Collected data entries
--------------------------------
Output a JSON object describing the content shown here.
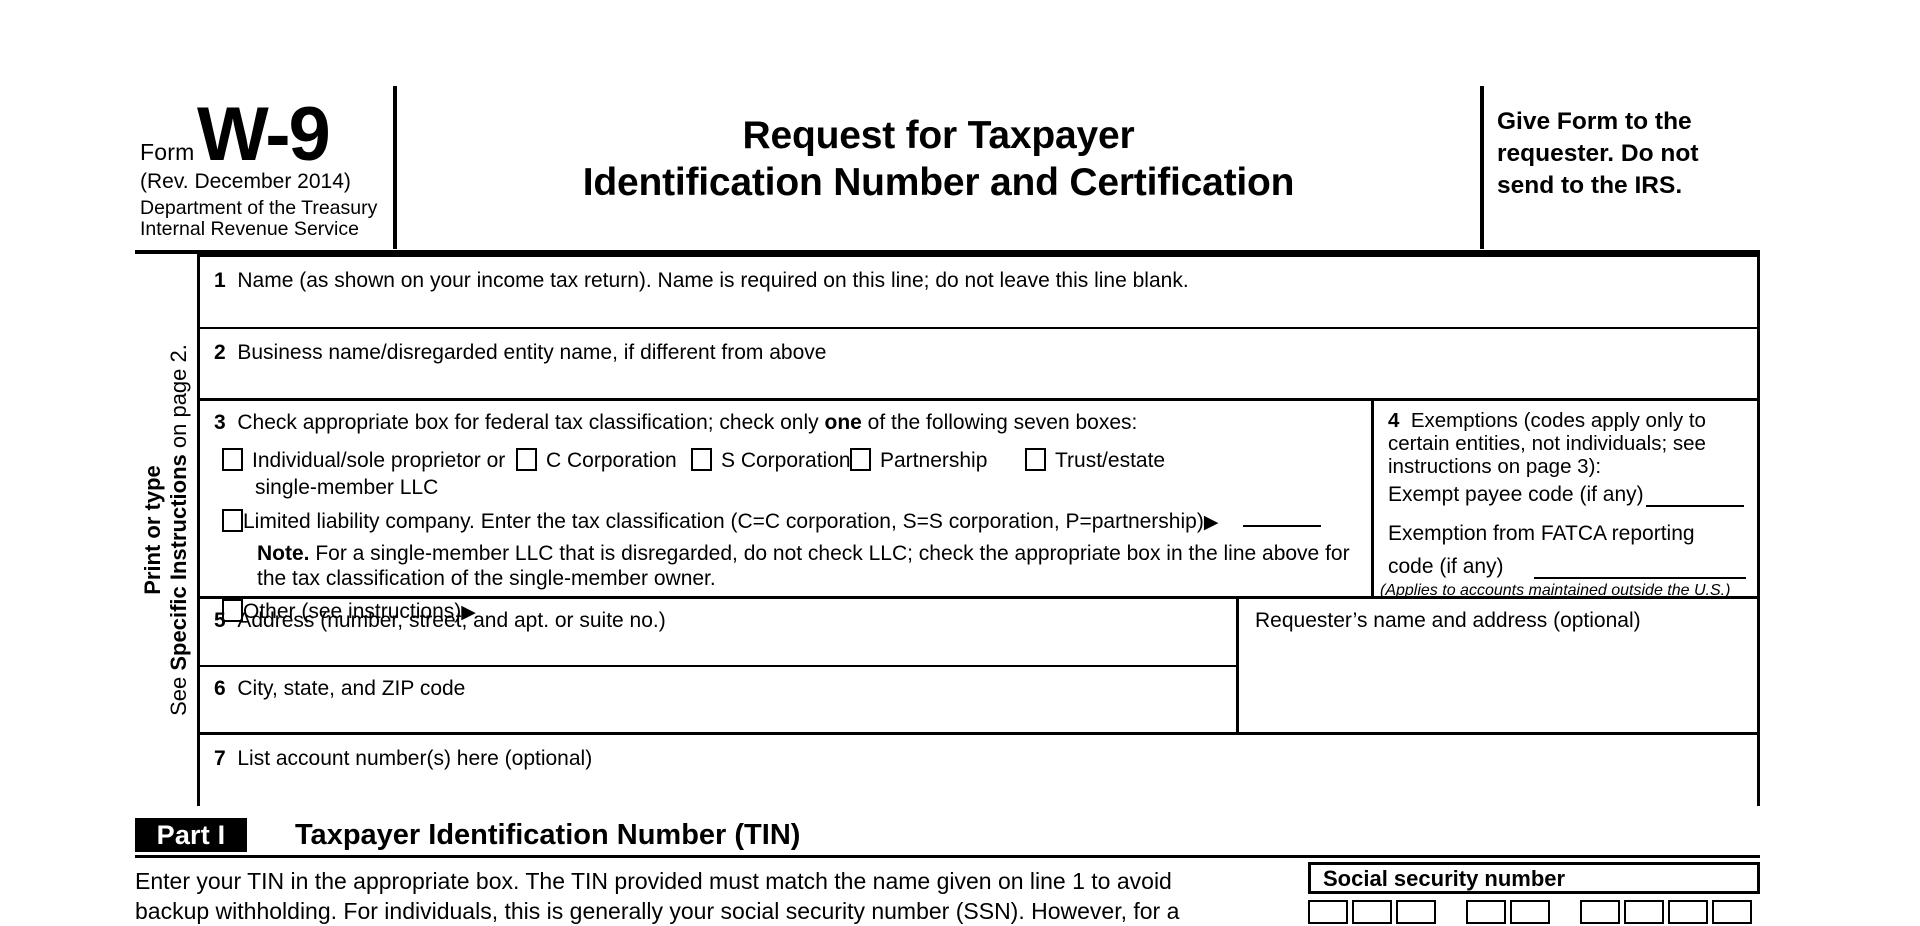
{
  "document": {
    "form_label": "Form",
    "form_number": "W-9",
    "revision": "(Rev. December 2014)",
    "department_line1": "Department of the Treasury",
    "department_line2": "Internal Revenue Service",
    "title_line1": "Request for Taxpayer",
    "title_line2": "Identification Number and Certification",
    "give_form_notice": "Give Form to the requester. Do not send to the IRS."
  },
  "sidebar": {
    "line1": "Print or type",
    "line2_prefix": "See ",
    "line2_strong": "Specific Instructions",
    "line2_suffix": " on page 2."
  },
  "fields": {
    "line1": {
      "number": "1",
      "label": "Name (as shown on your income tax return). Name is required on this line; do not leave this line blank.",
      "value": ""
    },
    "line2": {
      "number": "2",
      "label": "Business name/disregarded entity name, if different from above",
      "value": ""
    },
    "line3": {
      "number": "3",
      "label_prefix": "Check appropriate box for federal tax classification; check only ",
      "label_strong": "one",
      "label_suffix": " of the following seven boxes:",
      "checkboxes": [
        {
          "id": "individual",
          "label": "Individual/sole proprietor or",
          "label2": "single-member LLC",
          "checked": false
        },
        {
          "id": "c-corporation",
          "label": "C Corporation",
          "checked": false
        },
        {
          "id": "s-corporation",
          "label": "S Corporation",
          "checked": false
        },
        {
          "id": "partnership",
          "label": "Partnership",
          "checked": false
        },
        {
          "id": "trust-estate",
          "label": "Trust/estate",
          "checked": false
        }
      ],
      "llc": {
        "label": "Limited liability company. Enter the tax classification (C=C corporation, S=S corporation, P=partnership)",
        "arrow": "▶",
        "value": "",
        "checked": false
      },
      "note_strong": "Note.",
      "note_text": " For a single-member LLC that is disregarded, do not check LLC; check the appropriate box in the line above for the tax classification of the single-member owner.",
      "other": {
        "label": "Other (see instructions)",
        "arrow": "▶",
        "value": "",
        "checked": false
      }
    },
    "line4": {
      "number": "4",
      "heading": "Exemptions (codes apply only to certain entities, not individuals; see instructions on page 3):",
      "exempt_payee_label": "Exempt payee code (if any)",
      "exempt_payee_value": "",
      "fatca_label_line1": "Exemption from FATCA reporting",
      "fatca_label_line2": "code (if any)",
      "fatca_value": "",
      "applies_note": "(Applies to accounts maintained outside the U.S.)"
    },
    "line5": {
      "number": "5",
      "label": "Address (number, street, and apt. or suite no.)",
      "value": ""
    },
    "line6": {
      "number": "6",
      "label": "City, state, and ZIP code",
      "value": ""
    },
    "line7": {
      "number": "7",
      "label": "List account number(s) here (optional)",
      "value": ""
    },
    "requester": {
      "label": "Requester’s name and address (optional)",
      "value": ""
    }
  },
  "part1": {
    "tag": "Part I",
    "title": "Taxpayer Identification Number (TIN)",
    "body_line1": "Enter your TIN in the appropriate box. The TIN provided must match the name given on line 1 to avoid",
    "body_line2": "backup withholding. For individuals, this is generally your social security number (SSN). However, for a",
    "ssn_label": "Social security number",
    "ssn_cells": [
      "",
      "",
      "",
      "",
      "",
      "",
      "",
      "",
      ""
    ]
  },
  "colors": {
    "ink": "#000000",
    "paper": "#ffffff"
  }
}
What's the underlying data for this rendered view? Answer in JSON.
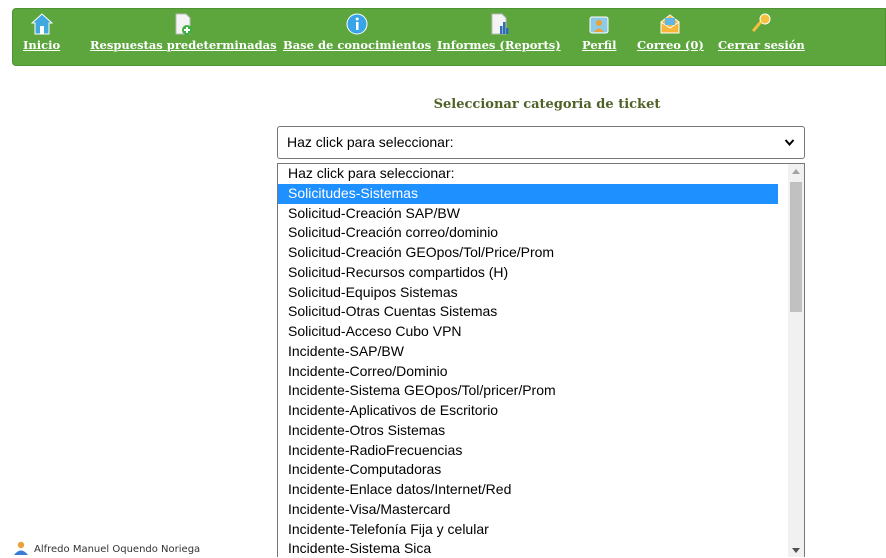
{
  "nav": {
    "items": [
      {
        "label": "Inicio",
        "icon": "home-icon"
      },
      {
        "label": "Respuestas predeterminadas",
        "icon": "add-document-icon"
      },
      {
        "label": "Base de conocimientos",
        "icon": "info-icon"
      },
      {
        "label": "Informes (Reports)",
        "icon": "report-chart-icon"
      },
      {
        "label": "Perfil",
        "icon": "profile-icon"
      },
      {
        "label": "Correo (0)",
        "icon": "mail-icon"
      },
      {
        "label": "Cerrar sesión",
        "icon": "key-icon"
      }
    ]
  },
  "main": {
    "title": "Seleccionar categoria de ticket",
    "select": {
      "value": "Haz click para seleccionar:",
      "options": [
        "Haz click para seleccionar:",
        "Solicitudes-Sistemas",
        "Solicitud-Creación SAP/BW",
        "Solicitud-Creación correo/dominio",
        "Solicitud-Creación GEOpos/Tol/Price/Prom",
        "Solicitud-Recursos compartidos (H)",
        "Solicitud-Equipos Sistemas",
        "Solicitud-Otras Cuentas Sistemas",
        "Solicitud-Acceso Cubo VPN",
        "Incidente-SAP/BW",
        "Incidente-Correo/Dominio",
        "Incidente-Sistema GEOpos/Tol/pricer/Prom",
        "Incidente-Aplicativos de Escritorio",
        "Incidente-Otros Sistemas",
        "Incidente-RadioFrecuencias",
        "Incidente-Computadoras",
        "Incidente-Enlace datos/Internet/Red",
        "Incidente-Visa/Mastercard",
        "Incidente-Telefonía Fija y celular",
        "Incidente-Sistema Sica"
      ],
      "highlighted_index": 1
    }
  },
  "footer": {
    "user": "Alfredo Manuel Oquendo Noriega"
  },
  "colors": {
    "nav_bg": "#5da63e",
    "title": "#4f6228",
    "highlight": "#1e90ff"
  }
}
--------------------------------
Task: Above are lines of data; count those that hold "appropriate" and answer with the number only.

Solution: 3